“Six degrees of separation”
20% of initiated chains reached target
average chain length = 6.5
~ 4-6 intermediaries
Connections thru target’s professional circle tended to be more direct; connections thru hometown take longer.
Small World Project - Columbia University
The Electronic Small World Project
Small World – 2002 Replication
Dodds, Muhamad, Watts,
Science 301, (2003)
Source: NASA, U.S. Government; http://visibleearth.nasa.gov/view_rec.php?id=2429
Ideal chain length btw 5 & 7
Chains more likely to complete
Target & sender in same country
Target & sender same gender
Pass through professional ties
Chains start w/in country then move to occupation
Going thru hubs doesn’t help
Number at Length L
Histogram of chain length by country of initial sender & target (assuming random attrition of 63%/link)
Introduced a family of “small world” networks with small diameter.
Regular ‘local’ links, with some random ‘long’ links
Local links ~ strong ties, provide clustering
Long links ~ weak ties, provide links among clusters
Local links are like towns
Long links connect the towns
Considered the problem of efficient decentralized routing in small world graphs.
How do people know how to efficiently get a message to someone they don’t even know?
Proved that in Watts & Strogatz’s model there is no decentralized algorithm that finds short paths between nodes.
Defined his own model of ‘small world’ graphs where short paths can be found in a decentralized way.
His model arranged nodes along lattice points.
Each node is connected to all its neighbors.
Also, a single random long link is chosen.
The probability that v is chosen is proportional to (1/r)a where r is the distance to v and a is some constant.
Showed that the only time that there exists a decentralized algorithm that finds short paths in his model is when a=2.
Algorithm: The Greedy Approach
What does this mean in the real world?
Does this mean Kleinberg’s model is exactly how the world works?
Models are toys that help us understand the real world!
This should be viewed sort of like a proof of concept.
The results of Milgram’s experiment should not be viewed as some sort of fluke or chance occurrence, but rather the result of some interesting underlying structural phenomena.
S-shaped diffusion curve
Shape differs across innovations: speed & asymptote
Phone: 60 years to reach 50% household penetration & asymptotes at 93%
Radio: 10 years to reach 50% household penetration & asymptotes at 99%
TV: 9 years to reach 50% household penetration & asymptotes at 98%
VCR: 6 years to reach 50% household penetration & asymptotes at 84%
Connected people are likely to share similar body mass indices.
Not simply self-selection
Chances of becoming obese increased by 57% if person has a friend who became obese in a given interval
Chances of becoming obese increased by 40% one’s adult sibling became obese
Yellow circles == obese; green non-obese.

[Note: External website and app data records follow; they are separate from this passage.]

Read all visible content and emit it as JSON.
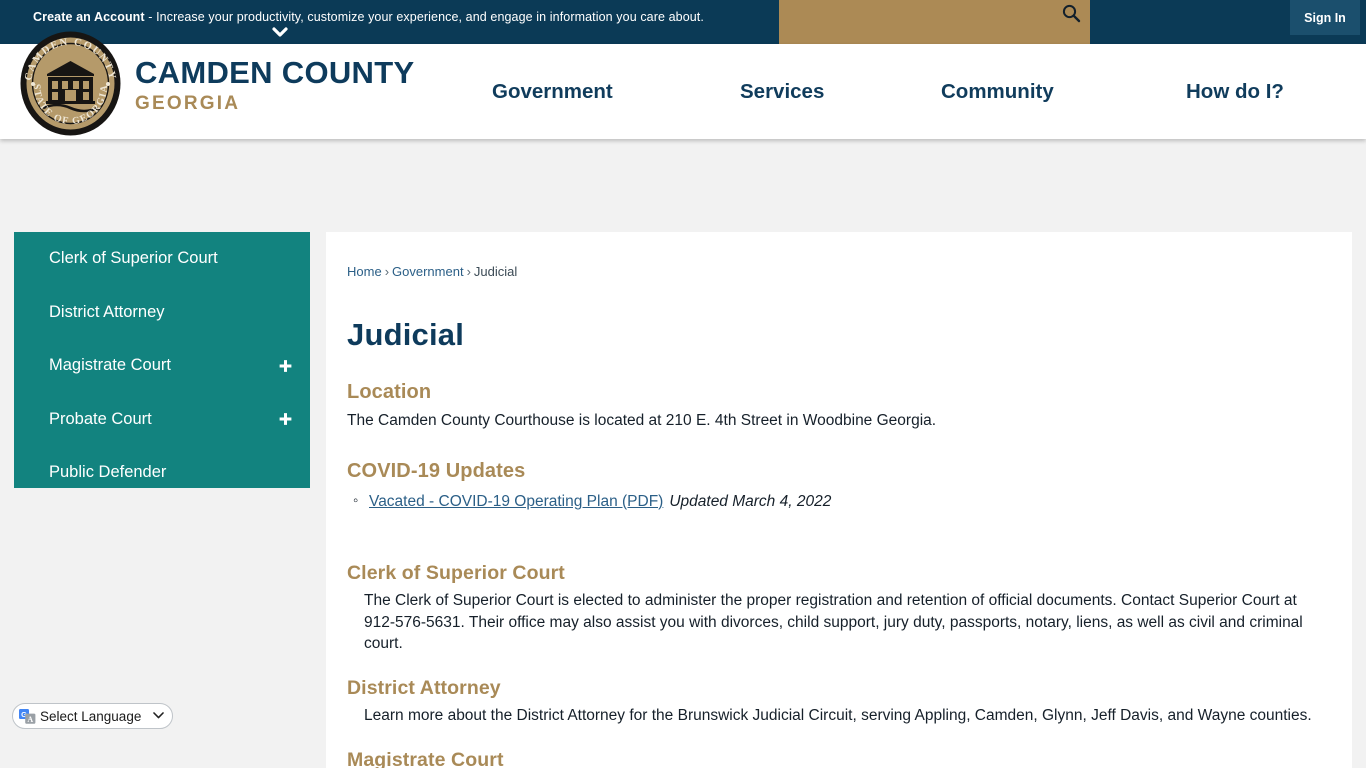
{
  "topbar": {
    "promo_bold": "Create an Account",
    "promo_rest": " - Increase your productivity, customize your experience, and engage in information you care about.",
    "signin_label": "Sign In",
    "search_placeholder": "",
    "search_value": "",
    "search_icon": "search-icon",
    "chevron_icon": "chevron-down-icon",
    "bg_color": "#0b3a56",
    "search_bg_color": "#ac8a55"
  },
  "header": {
    "brand_name": "CAMDEN COUNTY",
    "brand_sub": "GEORGIA",
    "seal_alt": "county-seal",
    "seal_top_text": "CAMDEN COUNTY",
    "seal_bottom_text": "STATE OF GEORGIA",
    "brand_color": "#0e3b5c",
    "accent_color": "#a98a57",
    "nav": [
      {
        "label": "Government"
      },
      {
        "label": "Services"
      },
      {
        "label": "Community"
      },
      {
        "label": "How do I?"
      }
    ]
  },
  "sidebar": {
    "bg_color": "#12837f",
    "items": [
      {
        "label": "Clerk of Superior Court",
        "expandable": false
      },
      {
        "label": "District Attorney",
        "expandable": false
      },
      {
        "label": "Magistrate Court",
        "expandable": true
      },
      {
        "label": "Probate Court",
        "expandable": true
      },
      {
        "label": "Public Defender",
        "expandable": false
      }
    ]
  },
  "translate": {
    "label": "Select Language",
    "icon": "google-translate-icon",
    "caret": "⌄"
  },
  "main": {
    "breadcrumb": {
      "home": "Home",
      "sep1": "›",
      "government": "Government",
      "sep2": "›",
      "current": "Judicial"
    },
    "title": "Judicial",
    "location": {
      "heading": "Location",
      "text": "The Camden County Courthouse is located at 210 E. 4th Street in Woodbine Georgia."
    },
    "covid": {
      "heading": "COVID-19 Updates",
      "link_text": "Vacated - COVID-19 Operating Plan (PDF)",
      "note": "Updated March 4, 2022"
    },
    "sections": [
      {
        "heading": "Clerk of Superior Court",
        "text": "The Clerk of Superior Court is elected to administer the proper registration and retention of official documents. Contact Superior Court at 912-576-5631. Their office may also assist you with divorces, child support, jury duty, passports, notary, liens, as well as civil and criminal court."
      },
      {
        "heading": "District Attorney",
        "text": "Learn more about the District Attorney for the Brunswick Judicial Circuit, serving Appling, Camden, Glynn, Jeff Davis, and Wayne counties."
      },
      {
        "heading": "Magistrate Court",
        "text": ""
      }
    ]
  }
}
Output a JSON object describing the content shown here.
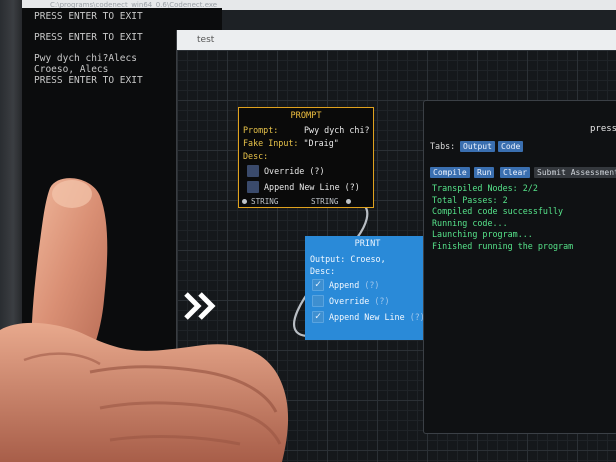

Purple link = friendship or marriage tie; Orange=familial tie
Christakis and Fowler (2007) The Spread of Obesity in a Large Social Network. The New England Journal of Medicine